1. Quarterback play
In my opinion, this is easily the greatest question heading into next season. Both Quinn Ewers‘ immense arm talent and struggles shared the spotlight in his redshirt freshman year. This offseason, under Steve Sarkisian’s tutelage, he’ll need to mature from talented passer to consistent quarterback. He doesn’t need to be great next season, he just needs to play consistently well. If you want an example, Will Howard just led Kansas State to the Big 12 title. Sark can ill-afford to have poor quarterback play for his third consecutive season. Backup quarterback is also a question mark but true freshman Maalik Murphy turned some heads in practice this year. Beyond the talent, what you like about him is he’ll be competing to start, not to backup Ewers. Of course Arch Manning enrolls in January.
Sark might not have a good quarterback, but he has three talented ones.
2. Offensive line
Fans are justified to be excited by the direction of the offensive line but next year is an entirely different season than this one. Other than Kelvin Banks at left tackle and maybe Jake Majors at center, there will be wide open competition. Texas is guaranteed to play some inexperienced players next season, but how many remains to be seen.
The O-line needs to play well early in the season to assist a passing game in need of consistency as well as the young, yet talented running backs.
3. Replacing defensive starters
Assuming T’Vondre Sweat returns, that is a massive development. It basically guarantees Texas will have a good interior defensive line despite the losses of Keondre Coburn and Moro Ojomo. In general, Texas will return a strong defensive nucleus.
But questions do abound, notably who will replace DeMarvion Overshown at linebacker and steady Anthony Cook at safety? Texas already has solid options at its disposal, but between the portal and the 2023 class it will have more.
I’m very bullish on the coaches either upgrading defensive departees or at least holding serve, save perhaps the loss of Overshown, but who those exact replacements are remains unclear. It’s early, though, and Texas will add some quality players. Bank on it.

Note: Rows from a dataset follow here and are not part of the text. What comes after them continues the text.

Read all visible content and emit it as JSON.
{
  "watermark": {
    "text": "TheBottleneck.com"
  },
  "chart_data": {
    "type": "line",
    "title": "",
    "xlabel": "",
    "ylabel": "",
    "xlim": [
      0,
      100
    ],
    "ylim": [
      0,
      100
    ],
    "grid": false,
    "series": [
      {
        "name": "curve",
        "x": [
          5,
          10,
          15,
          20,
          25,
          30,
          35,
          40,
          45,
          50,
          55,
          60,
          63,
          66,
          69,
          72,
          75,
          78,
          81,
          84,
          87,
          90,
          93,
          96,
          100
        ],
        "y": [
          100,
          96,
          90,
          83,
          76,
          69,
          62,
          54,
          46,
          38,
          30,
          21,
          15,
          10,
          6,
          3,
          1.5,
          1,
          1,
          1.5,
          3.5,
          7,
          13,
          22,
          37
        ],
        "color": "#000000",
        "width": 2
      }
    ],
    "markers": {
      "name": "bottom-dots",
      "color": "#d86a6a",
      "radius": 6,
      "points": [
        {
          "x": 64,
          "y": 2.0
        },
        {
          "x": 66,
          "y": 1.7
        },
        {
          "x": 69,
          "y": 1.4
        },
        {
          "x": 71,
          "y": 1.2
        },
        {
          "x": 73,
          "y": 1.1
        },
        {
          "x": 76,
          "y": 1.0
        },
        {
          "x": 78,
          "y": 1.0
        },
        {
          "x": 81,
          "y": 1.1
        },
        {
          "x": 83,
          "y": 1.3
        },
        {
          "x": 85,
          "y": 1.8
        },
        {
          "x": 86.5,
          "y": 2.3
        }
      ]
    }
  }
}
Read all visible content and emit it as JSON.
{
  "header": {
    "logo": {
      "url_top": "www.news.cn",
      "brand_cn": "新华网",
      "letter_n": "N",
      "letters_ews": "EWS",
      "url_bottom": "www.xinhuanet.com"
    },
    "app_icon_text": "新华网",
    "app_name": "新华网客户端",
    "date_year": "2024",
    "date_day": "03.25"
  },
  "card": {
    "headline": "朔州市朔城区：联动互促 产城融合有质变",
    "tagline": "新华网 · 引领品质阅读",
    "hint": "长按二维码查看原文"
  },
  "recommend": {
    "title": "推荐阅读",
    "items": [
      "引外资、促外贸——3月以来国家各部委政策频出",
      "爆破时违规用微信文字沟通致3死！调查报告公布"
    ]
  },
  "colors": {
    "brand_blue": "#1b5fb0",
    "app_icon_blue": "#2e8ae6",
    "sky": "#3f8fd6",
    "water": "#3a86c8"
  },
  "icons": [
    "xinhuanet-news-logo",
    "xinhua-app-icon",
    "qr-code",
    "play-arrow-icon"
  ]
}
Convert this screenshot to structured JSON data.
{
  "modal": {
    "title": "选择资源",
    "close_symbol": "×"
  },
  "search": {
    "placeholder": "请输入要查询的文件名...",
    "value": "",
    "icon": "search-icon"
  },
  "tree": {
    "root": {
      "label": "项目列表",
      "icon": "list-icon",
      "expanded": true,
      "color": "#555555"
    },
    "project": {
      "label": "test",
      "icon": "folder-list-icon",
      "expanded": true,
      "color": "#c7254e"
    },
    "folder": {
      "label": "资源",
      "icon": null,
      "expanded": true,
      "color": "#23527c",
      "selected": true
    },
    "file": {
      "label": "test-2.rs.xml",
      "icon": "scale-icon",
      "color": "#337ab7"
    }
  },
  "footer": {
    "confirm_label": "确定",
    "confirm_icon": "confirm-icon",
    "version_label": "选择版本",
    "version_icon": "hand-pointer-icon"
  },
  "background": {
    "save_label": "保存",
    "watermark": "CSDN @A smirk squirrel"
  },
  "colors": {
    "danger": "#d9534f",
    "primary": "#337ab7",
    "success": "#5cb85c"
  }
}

4. Finishing plays on defense
They were so close to forcing more turnovers, so close to creating more sacks, so close to getting off the field on 3rd and 4th downs. Fans should be ecstatic over the clear improvements made by the Texas defense but there’s another level to unlock.
Improved ability to ‘make the play’ should occur through a combination of more experience, an uptick in baseline talent (especially on the edges), and a reversal of fortune. Good and bad bounces in football tend to balance out over time provided you create opportunities and hustle, which the defense did this season.
5. Consistency across four quarters
Consistency should continue to improve naturally with more player development, but inconsistent play between 1st and 2nd halves was a holdover theme from Sark’s first season. This ties into the passing game, of course, but it also ties into play calling and scheming. Sark was once again great at drawing receivers open while Texas quarterbacks were once again poor at completing throws to them. Sark was too slow to respond to his preferences not working and for a stretch Texas’ offense became far too predictable and reliant on the running game. More focus on the intermediate passing game would help relieve pressure. To that end, Texas needs to add a reliable receiver or two to the equation.
Sark’s goal of complementary football over four quarters was buoyed more by the defense than the offense this season.
For a while now I’ve considered 2022 The Year Before The Year. For that to be correct, Texas will need to address the issues outlined above and some more, like leadership on the offensive side of the ball. The exciting thing is, if Sark is able to solve No. 1, it almost assures UT will control its Big 12 title destiny up until the final whistle.